Map Of Rats
Narrin is sick of being Narrin, and she’s already tried changing her name. Twice. She’s attempted little tricks here and there to feel brand new, like somebody else, anybody else. She still wakes up as Narrin. Her current project is to invent some item of transformation — a new magical object — but all she’s got at her disposal are sauce-stained plastic containers and hair ties and old grocery-store flyers full of coupons she’ll never use. She doesn’t go to the store anymore. Every excursion is a waste of valuable time.
Her sister forces her to go to the carnival.
“Glad you came with us today.” Sister smiles as Narrin exits the backseat of the car and slams the door.
Narrin isn’t glad at all. She trudges to the bathroom and scrubs the admission stamp from her hand with scalding water. Tap still running, she pulls her jacket off and the festival map falls from her pocket. Dissociated rage propels her to pick it up and hold it beneath the faucet until the ink runs together and the landmarks all lose their shape. On an intuitive hunch, she puts the soggy map under her pillow, the pillow under her head. She falls into a deep sleep and down through the plumbing and into the sewers.
Narrin calls out across the cavernous underground, loud enough to ripple the dirty water around her ankles. She feels for her phone in her sweater pocket and finds the carnival map, transformed. All of the walkways and rollercoasters and merry-go-rounds have swirled into outlines of the pipes, weaving beneath the city.
Eyes on the map, Narrin begins wading through the stale water, towards the exit that never seems to grow any closer. It subtly shifts across the page, to a further and further point and— distracted— she trips and collapses face-first into the stream. She begrudgingly pushes herself up and onto her feet and watches the soaking-wet map reroute.
“Come on, now—”
She wipes some dirt from its corner and the directions change again. Her eyes go wide and she repeats. The paths rearrange.
As it dawns on Narrin that she’s got the new magical object in her hands, a cackle cuts around a distant corner. Narrin clutches the map in her fist and storms after the sound, its owner’s thin shadow darting across the concrete halls.
“Do you know the way out? Did you make this map?”
Narrin figures that if she catches the Spirit of the Pipes, she’ll be able to bring the enchanted scroll back with her to the waking world. She calls out between exhausted breaths.
Narrin rounds a sharp corner and halts, surprised by the weak illumination of streetlamps cascading from a sewer grate above. The trickster sits just below the exit, gripping something in its left hand.
“Come here, child.”
In the dim blue light, Narrin recognizes one of the clowns from the fair. His white makeup is caked on his grimy face, pink polka-dot outfit splotched with filth and water.
“Is this the way out?”
“Do you want to keep that map?” The clown doesn’t look at Narrin.
She peers down at the charmed parchment and nods.
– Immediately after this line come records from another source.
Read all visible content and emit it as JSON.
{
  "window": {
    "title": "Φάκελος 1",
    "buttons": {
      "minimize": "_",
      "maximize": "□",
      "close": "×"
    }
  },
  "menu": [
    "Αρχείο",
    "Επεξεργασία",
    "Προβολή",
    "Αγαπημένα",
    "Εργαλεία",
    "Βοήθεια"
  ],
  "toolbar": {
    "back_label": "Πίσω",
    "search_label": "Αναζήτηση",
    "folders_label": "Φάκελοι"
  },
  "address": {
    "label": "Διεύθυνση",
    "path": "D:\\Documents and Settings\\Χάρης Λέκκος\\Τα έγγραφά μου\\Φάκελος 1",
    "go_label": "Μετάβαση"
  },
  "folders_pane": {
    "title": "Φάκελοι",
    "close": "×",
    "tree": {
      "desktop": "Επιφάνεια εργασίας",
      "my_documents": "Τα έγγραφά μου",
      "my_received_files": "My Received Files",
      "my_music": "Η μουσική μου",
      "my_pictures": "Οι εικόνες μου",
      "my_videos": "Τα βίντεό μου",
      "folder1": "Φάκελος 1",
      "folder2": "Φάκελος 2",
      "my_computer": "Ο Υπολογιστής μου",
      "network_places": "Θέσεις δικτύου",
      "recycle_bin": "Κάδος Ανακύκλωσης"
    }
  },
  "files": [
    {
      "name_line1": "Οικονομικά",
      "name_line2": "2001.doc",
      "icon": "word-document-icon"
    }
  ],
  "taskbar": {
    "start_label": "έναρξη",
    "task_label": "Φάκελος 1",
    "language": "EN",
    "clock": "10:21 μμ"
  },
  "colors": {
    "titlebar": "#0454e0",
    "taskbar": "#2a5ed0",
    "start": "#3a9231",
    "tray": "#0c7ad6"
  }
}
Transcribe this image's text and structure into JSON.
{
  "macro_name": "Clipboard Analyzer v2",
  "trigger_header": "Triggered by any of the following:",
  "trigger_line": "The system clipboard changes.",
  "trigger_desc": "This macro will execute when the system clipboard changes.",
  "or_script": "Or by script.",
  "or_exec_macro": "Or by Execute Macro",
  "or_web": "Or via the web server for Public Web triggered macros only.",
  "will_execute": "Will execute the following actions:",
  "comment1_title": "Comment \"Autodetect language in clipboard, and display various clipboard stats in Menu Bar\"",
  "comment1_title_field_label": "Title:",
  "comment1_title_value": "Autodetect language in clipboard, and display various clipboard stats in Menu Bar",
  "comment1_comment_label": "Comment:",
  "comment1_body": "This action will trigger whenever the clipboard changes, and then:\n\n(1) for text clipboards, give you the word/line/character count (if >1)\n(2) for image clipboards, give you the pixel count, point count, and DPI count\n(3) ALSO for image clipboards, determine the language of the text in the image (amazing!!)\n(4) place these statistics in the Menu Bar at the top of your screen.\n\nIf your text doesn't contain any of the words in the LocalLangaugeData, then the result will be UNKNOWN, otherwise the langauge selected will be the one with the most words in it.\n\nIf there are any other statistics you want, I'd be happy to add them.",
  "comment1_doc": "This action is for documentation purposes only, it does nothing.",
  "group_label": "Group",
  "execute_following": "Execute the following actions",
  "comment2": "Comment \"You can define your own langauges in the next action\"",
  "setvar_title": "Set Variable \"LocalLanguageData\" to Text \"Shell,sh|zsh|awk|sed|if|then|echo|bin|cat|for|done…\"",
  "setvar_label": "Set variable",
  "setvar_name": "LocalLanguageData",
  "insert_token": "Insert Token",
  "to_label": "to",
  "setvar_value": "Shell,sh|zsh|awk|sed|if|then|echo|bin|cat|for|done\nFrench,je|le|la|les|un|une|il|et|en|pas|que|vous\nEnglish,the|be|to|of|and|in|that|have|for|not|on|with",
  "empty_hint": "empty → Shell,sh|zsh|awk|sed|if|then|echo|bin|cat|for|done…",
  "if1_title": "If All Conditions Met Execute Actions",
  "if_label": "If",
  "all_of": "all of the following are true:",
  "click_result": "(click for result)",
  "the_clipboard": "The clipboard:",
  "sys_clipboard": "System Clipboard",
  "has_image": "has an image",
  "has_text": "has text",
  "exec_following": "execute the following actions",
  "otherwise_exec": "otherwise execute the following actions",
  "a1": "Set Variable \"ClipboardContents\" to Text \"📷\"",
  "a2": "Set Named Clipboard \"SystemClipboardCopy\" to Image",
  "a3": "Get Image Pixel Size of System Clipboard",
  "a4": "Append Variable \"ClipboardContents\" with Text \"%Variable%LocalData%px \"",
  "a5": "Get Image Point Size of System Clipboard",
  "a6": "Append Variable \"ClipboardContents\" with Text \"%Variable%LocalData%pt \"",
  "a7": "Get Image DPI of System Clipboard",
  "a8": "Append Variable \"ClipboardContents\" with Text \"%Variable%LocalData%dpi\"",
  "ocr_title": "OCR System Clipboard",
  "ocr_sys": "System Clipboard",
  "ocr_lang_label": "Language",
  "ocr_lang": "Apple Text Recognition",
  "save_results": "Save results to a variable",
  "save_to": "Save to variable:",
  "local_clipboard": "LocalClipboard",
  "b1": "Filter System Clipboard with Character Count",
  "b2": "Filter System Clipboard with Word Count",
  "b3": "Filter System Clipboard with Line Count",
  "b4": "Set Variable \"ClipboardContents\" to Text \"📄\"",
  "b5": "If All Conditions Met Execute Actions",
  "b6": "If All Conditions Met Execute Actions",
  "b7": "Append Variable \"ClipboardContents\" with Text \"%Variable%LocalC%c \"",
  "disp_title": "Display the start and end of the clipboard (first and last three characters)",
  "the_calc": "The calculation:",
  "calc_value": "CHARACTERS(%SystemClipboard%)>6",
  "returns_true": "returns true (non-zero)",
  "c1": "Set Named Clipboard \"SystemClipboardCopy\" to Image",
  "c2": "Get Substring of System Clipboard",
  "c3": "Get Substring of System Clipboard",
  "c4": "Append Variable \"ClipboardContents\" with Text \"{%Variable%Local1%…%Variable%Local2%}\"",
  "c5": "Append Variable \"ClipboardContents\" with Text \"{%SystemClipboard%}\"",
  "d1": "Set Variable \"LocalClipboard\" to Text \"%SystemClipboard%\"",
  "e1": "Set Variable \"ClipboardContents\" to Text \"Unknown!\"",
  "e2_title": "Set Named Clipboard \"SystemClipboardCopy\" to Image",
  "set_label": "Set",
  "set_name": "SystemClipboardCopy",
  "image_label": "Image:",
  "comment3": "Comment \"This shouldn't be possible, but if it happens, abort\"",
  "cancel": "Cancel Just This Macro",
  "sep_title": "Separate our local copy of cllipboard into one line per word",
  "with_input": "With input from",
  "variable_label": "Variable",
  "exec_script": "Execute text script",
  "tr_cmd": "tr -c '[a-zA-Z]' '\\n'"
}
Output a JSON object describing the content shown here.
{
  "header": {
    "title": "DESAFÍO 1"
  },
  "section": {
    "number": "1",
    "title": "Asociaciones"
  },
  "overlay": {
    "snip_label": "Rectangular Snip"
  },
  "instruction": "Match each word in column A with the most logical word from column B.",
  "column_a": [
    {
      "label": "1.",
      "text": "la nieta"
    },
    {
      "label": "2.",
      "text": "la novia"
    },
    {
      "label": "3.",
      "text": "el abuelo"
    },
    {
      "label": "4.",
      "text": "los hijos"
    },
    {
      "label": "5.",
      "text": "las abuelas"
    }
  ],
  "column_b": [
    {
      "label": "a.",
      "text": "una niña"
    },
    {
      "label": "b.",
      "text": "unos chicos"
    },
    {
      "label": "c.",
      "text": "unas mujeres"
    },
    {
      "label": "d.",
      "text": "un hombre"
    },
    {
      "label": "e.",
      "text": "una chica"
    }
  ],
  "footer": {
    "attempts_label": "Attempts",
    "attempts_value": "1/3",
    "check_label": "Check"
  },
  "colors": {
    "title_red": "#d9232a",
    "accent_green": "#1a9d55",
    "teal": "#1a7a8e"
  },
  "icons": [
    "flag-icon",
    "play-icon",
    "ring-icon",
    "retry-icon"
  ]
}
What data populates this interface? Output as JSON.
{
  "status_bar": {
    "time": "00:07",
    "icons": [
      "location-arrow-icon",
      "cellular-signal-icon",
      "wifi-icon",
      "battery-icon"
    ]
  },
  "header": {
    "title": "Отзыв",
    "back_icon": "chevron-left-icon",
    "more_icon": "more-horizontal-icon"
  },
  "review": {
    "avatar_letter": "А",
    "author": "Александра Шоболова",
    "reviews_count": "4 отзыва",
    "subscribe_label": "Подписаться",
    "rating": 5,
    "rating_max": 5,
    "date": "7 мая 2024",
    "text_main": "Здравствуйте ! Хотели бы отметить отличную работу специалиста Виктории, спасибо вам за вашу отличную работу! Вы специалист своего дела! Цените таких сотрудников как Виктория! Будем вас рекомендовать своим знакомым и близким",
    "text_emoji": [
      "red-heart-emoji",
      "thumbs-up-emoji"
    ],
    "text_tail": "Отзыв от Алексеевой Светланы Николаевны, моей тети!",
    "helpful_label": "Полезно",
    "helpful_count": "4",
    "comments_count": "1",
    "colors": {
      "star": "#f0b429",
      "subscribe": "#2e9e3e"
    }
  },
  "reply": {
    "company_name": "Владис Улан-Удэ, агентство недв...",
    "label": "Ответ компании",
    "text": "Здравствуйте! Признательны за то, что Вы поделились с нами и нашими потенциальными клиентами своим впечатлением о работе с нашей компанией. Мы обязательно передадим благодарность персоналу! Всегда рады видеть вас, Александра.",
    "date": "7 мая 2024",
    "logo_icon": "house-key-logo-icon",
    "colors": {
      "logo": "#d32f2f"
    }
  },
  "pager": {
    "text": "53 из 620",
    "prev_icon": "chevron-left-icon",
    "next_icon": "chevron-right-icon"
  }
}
“Yes. It’s what I’ve been looking for.”
“Then come, sit.”
The clown motions to the wooden stool and raises the paintbrush in his left hand.
“Let me paint your pretty face.”
Narrin rolls her eyes and sits.
“Just something small.”
“Like a rat?”
“Sure. Like a rat.”
The clown dips the damp bristle of his paintbrush into a murky cup of face paint and slowly draws lines across Narrin’s cheeks. She winces as the cold brush sweeps her face. Placing a single, tiny dot on her nose, the clown pauses.
“You ready to go?”
“Ready to be somebody else?”
He lifts his brush, and Narrin’s hands and feet turn to tiny paws. A naked tail draws itself out from her spine and she panics as the clown pushes her to the floor. She scurries up the wall and towards the exit, map between her ugly teeth, the clown laughing and trying to crush her with the stool. She pokes her head from the sewer grate.
Narrin wakes up in her sweat-drenched bed. The map was gone, little spots of ink on her pillow the only proof that it was real.
“I don’t feel like myself.”
“You’ve been off, lately. Come over and I’ll cook you something.”
Narrin catches the bus and visits her sister the next day, sick and shaking and nauseous. But her sister doesn’t recognize her, and when Narrin goes to speak her voice isn’t the same.
“It’s me, I swear.” She sounds like the old woman who sells hats outside the bank.
“I don’t know what kind of a joke this is, but tell Narrin it’s not funny. You’re not coming in.”
Sister gently shuts the door and Narrin bends to try to catch her reflection in a nearby window. When she knocks, nobody answers, and she gives up and goes home. It seems as though all the glass panes in the city have transformed into funhouse mirrors. They bend her appearance beyond recognition.
Narrin sits and cries in the bathroom with her hair ties and old shampoo bottles and every other ugly, non-magical thing. She pulls her hands down her face to wipe away the tears and watches in the mirror as the eyes, nose, and mouth of an entirely different person crawl across her skull. She tries to wash away the stranger’s face, but the map shifts again, into someone completely new.